Train Your Recruiters with Real-life Sourcing Skills, Or Lose The Talent Competition
A company’s most treasured product is a combination of talent, thoughts, and ideas. And those who replenish and maintain or increase the talent ranks of an organization play an essential role in generating profit.
Consider this, though. Your recruiters are all performing with almost no training. No coaching. And very little mentorship.
The Recruitment Industry is Starved for Knowledge.
HR sister disciplines have specialized degrees from reputable learning programs. Yet, the art and science of staffing is grossly under represented by educators. Recruitment specific training generally does not exist.
This means that Human Resource college students get almost no exposure to recruitment and talent sourcing. Their curriculum only exists in fragments with no dedicated courses teaching this critical function.
Established HR certifications for Sourcing and Recruiting professionals aren’t much better, either. Look at their training model, generally scattered piecemeal throughout various organizations.
The fact is, this deficit originates from too few industry leaders willing to share their knowledge. And among those who do share, an uncomfortable majority does so, while looking down at recruiters from the pulpit.
We cannot define this role as a mentor, coach, or facilitator.
What is the Problem?
The Classroom Model
Classroom knowledge transfer efficiently educates groups of people. But that requires time and budget, which are both something recruitment organizations can seldom spare.
Instead, recruiters are sent to conferences and ad-hoc webinars to pick up knowledge from…whomever. Or they choose to re-invent the wheel, creating internal training programs offered by, no doubt, a junior staff member.
So what gives?
The thing is, adults learn in order to solve immediate problems. And busy professionals often lack the patience to absorb lectures. We also want self-direction, especially in a field like recruitment, known for autonomy and a slight tint of rebellion.
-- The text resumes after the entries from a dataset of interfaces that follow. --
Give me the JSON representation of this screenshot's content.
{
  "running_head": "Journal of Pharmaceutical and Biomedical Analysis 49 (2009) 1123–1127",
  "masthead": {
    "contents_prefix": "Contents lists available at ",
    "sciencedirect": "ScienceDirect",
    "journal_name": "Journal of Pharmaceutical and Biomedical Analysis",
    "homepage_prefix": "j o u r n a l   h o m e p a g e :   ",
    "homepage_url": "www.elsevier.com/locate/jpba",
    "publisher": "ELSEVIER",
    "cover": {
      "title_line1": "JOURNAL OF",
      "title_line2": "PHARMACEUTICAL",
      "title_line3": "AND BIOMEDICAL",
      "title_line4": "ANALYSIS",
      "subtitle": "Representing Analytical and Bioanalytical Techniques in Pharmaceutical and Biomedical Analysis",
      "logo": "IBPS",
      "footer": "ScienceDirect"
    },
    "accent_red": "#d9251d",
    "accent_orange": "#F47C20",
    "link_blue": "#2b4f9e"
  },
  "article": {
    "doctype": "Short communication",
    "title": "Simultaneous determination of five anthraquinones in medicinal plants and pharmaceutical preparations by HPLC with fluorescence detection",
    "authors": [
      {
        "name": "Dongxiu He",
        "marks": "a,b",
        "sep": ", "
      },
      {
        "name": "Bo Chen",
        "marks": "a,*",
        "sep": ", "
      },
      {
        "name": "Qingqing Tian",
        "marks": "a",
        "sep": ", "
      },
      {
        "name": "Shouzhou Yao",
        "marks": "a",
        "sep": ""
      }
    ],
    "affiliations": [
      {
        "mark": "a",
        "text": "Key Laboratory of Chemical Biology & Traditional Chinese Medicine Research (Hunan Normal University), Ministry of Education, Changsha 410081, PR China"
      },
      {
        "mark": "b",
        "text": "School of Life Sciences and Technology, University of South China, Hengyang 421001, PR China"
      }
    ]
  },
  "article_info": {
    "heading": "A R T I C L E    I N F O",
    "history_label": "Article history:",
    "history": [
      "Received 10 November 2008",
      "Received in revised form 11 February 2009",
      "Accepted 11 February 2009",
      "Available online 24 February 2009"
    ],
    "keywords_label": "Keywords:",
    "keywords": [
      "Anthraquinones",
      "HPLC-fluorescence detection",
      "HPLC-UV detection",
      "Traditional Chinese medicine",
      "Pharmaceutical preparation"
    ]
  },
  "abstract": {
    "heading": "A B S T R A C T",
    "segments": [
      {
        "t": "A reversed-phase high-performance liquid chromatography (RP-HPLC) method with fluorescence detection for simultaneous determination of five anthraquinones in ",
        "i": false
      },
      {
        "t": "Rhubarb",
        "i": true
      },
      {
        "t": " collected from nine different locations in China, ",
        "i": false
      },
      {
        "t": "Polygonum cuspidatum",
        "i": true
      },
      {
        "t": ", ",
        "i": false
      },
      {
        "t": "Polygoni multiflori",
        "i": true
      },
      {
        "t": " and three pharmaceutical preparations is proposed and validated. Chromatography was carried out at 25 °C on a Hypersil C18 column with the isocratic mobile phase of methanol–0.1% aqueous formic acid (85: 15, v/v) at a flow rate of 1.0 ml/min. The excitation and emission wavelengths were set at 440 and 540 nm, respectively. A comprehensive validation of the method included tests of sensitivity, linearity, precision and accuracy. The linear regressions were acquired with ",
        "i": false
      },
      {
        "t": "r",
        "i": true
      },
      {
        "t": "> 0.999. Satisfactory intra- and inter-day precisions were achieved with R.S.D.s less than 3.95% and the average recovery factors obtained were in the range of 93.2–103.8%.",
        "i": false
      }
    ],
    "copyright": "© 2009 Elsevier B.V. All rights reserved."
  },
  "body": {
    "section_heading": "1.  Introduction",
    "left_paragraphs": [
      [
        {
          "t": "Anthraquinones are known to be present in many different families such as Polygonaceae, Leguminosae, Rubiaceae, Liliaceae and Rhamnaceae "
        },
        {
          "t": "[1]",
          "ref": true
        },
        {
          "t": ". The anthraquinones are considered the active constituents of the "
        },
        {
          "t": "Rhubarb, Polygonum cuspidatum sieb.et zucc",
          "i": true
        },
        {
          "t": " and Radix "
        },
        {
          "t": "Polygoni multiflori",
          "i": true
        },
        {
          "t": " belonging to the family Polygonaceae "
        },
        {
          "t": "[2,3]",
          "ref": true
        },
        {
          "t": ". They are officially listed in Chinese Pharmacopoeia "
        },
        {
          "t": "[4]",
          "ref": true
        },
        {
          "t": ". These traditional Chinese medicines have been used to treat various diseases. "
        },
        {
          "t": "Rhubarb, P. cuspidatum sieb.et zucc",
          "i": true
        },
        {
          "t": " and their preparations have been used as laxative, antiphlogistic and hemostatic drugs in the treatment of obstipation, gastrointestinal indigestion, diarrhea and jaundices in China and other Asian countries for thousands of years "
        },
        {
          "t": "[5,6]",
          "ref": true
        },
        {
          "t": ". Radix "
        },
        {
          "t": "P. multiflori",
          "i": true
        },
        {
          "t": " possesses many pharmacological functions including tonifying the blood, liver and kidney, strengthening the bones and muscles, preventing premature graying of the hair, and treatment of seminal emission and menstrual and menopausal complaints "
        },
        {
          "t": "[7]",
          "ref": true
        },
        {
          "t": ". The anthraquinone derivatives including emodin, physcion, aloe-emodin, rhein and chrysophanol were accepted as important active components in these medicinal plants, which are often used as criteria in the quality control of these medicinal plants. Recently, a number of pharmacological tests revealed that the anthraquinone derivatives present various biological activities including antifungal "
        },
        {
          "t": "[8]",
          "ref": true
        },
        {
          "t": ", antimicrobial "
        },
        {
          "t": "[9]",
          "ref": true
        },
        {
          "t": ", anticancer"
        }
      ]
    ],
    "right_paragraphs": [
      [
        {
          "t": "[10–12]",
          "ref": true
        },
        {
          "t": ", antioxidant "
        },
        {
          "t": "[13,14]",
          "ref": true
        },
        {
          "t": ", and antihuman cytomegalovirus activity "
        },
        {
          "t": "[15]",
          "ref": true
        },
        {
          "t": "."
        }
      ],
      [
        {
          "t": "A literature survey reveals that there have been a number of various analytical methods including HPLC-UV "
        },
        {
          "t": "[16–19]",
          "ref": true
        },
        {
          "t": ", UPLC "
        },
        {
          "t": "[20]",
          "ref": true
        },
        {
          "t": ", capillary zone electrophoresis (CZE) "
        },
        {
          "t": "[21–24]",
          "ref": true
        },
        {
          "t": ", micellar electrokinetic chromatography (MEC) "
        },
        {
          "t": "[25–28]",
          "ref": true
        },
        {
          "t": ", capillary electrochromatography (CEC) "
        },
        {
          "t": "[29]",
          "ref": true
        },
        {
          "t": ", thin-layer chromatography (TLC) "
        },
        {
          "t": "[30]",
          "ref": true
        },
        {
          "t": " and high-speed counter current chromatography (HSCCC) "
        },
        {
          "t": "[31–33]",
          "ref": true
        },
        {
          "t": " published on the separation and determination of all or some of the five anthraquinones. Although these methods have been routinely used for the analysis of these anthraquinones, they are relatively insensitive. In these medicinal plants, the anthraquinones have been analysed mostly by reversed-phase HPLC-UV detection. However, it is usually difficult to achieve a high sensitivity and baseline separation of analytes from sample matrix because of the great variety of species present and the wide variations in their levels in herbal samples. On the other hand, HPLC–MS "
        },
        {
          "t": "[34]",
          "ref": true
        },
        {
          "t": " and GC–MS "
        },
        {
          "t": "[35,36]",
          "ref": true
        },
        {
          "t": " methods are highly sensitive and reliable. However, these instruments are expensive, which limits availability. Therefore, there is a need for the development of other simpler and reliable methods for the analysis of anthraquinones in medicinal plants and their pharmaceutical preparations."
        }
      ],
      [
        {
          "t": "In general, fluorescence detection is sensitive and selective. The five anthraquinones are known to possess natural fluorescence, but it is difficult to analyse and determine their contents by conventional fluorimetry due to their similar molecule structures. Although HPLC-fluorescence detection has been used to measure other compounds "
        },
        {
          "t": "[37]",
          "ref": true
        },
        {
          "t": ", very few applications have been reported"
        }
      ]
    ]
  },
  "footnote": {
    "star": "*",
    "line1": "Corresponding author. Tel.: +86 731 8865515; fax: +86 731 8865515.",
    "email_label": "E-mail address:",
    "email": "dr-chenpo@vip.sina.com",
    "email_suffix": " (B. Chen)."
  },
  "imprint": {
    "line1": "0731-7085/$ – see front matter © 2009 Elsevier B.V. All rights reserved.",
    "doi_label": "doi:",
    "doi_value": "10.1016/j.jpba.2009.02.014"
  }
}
Basically, we’re stubborn, pretty darn smart, and used to self-reliance.
The abundance of conference and webinar speakers who take the stage as an opportunity to persuade the audience about a product (or to further a hidden agenda) leaves little wonder why recruiters tend to remain unconvinced about the value of knowledge transfer.
Instructors using the “guide on the side” model require more of an advisory role.
This method facilitates discovery and steers the student toward resources and directions, but the learner is in charge. The guide(s) assign skill-building projects. And the student meets periodically with the guide(s) for progress checks.
Students will have progressively more intricate and sophisticated questions as they hit intermediate milestones. Which leads to richer discussions and learning.
This is, of course, far more engaging and individualized, but it’s costly. It can also be messy, disorganized, and lacks the much-needed wisdom and experience of formal instruction.
The downside of this model is that it depends on commitment from both parties. Learning quality often declines with focus or as other projects gain priority, and the relationship loses momentum.
Organizations also may not retain the primary guide long enough to fulfill the potential of the learning. Utilizing internal resources should not be principal educators, but rather secondary guides and facilitators.
However, structure and formalized incentives (and close attention paid to the matchups of learners and guides), can build real mentor-mentee relationships. In turn, this model of recruitment training has the potential to be very successful.
Is the “guide on the side” a better solution for recruitment training? Not necessarily.
And good lectures don’t have to boring, demeaning, or formulaic. They can (believe it or not) be fascinating and stimulate good thinking.
Overall, I lean toward a blend of the two.
The best of both methods employs lectures followed by guided discussions, learning exercises, and hands-on practice.
This is what I’m covering in today’s podcast…plus some. Listen and let me know what you think.